randominternetperson said:dewme said:The MacBook Pro's slight advantage over the Mac Mini tells me that Apple could probably tweak a lot more performance from the Mini if they were willing to sacrifice a bit on its aesthetics to have a more aggressive thermal management subsystem. Maybe a mini cheese grater design rather than the current cigar box design?
What these results tell me is that the M1 chip inside all the new Macs are identical (except in terms of memory and that sadly disabled 8th GPU core in the entry-level air), and that (unlike the very first MacBook Air, way back when) the lack of a fan not a huge deal (9% difference at 10 minutes, 18% different at 30 minutes).
sflocal said:That's seriously impressive power. While I know that charging MacBooks comes close to that 100w limit on USBc, are there any peripherals currently that use that much power over USBc?I'm curious what the transfer speed will be with USB5? Will it use a faster version of the Thunderbolt interface?

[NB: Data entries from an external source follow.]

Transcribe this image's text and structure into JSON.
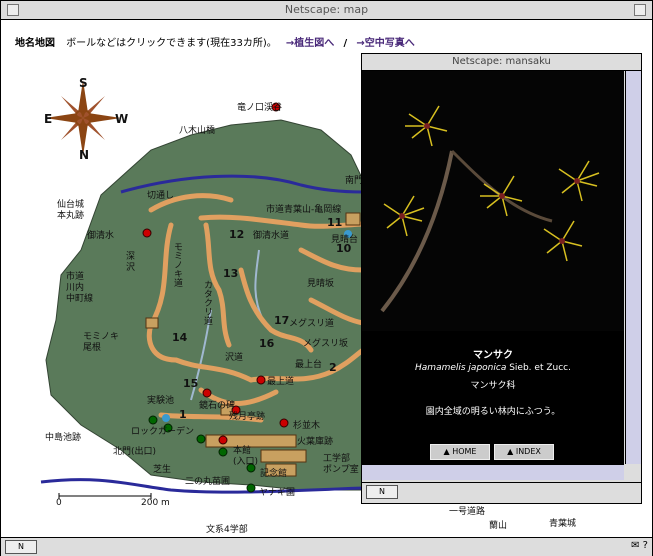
{
  "window": {
    "title": "Netscape: map"
  },
  "header": {
    "label": "地名地図",
    "instructions": "ボールなどはクリックできます(現在33カ所)。",
    "link1": "→植生図へ",
    "separator": "/",
    "link2": "→空中写真へ"
  },
  "compass": {
    "n": "N",
    "s": "S",
    "e": "E",
    "w": "W"
  },
  "scale": {
    "start": "0",
    "end": "200 m"
  },
  "map_labels": {
    "l1": "竜ノ口渓谷",
    "l2": "八木山橋",
    "l3": "仙台城\n本丸跡",
    "l4": "御清水",
    "l5": "深\n沢",
    "l6": "市道\n川内\n中町線",
    "l7": "モミノキ\n尾根",
    "l8": "切通し",
    "l9": "市道青葉山-​亀岡線",
    "l10": "御清水道",
    "l11": "モミノキ道",
    "l12": "カタクリ道",
    "l13": "見晴坂",
    "l14": "メグスリ道",
    "l15": "メグスリ坂",
    "l16": "沢道",
    "l17": "最上台",
    "l18": "最上道",
    "l19": "実験池",
    "l20": "鏡石の碑",
    "l21": "残月亭跡",
    "l22": "ロックガーデン",
    "l23": "杉並木",
    "l24": "中島池跡",
    "l25": "北門(出口)",
    "l26": "本館\n(入口)",
    "l27": "火葉庫跡",
    "l28": "芝生",
    "l29": "記念館",
    "l30": "ヤナギ園",
    "l31": "二の丸苗圃",
    "l32": "文系4学部",
    "l33": "工学部\nポンプ室",
    "l34": "一号道路",
    "l35": "蘭山",
    "l36": "青葉城",
    "l37": "見晴台",
    "l38": "南門"
  },
  "trail_numbers": [
    "11",
    "12",
    "13",
    "14",
    "15",
    "16",
    "17",
    "10",
    "2",
    "1"
  ],
  "popup": {
    "title": "Netscape: mansaku",
    "name_ja": "マンサク",
    "name_sci": "Hamamelis japonica",
    "author": "Sieb. et Zucc.",
    "family": "マンサク科",
    "description": "園内全域の明るい林内にふつう。",
    "home_button": "HOME",
    "index_button": "INDEX"
  },
  "colors": {
    "land": "#5a7a5a",
    "trail": "#e0a060",
    "river": "#2a2a9a",
    "marker_red": "#cc0000",
    "marker_green": "#006600",
    "link": "#4a2a7a"
  }
}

Apple does not throttle the machine when power draw exceeds the AC adapter. Most non-Apple systems slow down the machine to keep the power draw with the ability of the adapter.
rorwessels said:And yet, iOS still does not support DNS over TLS or DNS over HTTPS. Why?
Windows 10 now supports secure DNS (even if it’s only DNS over HTTPS).
Secure DNS as well as restoring the option for full device and cloud backup encryption would be a good start.
Adding an option to force emails to be encrypted would be great. Say a Mail+ service that simplifies and makes secure email a reality for all iOS ans macOS users. Maybe even build in some message retention features like automatic document deletion after a period of time.
Maybe add an option in Messages so that messages would self destruct after being read or after a specified amount of time?
How about an assurance that NO records of message traffic are stored by Apple for any reason?
Just a few real world options that would make real contributions to user privacy.
Cloud backup encryption is there, and has not changed. But cloud backup encryption has ALWAYS stored a set of keys with Apple, that Apple will provide to law enforcement with a valid search warrant. If you only have one Apple device and Apple does not store key, then you wouldn't be able to restore the backup. (I know there are ways to avoid this, but non-technical people would not understand it and would scream bloody murder if they could not restore from their backup if they lost their cloud backup key!)
See this Apple support document: iCloud security overview
Xed said:nicholfd said:Xed said:rob53 said:So what. Someone who knows what they're doing can do the same thing to every computer ever made. The trick is to make these changes without being obvious. All those jumper wires are obvious. I'd like to see him put it back into the enclosure and try and pass it off as an unmodified AirTag. I'm still waiting for mine and this guy wastes "multiple" AirTags.
This is an impressive accomplishment for a product that has been out for a week, and to neither see nor acknowledge this blows my mind.
We have no idea what else could be done in the future. Nefarious users could figure out was to have it bypass sending or receiving data from Apple altogether, which could make this a very useful tool for certain people.
While I doubt we'll see many doing this, that's not the point for even one person using these in an unintended way for evil is worth protecting against, so I hope Apple can push a way to protect the HW soon.
The AirTag receives nothing from Apple - it only receives data from Apple devices (probably only the device it is paired with.)
To put another way, these do function as ad-hoc devices with BT and UWB when you're within range, but they also work over the internet with your iCloud account so you can locate these trackers when you aren't in range by having them link to other devices securely which will forward their location to Apple which will let you know where they were found.
The locating over the internet is because the App (Find My) on the listening devices (iPhone/iPad) reports to Apple that it saw a tag ID (ID only), and what the location of the listening device was when it saw the tag.
No listening app, and the tag can't communicate. Period.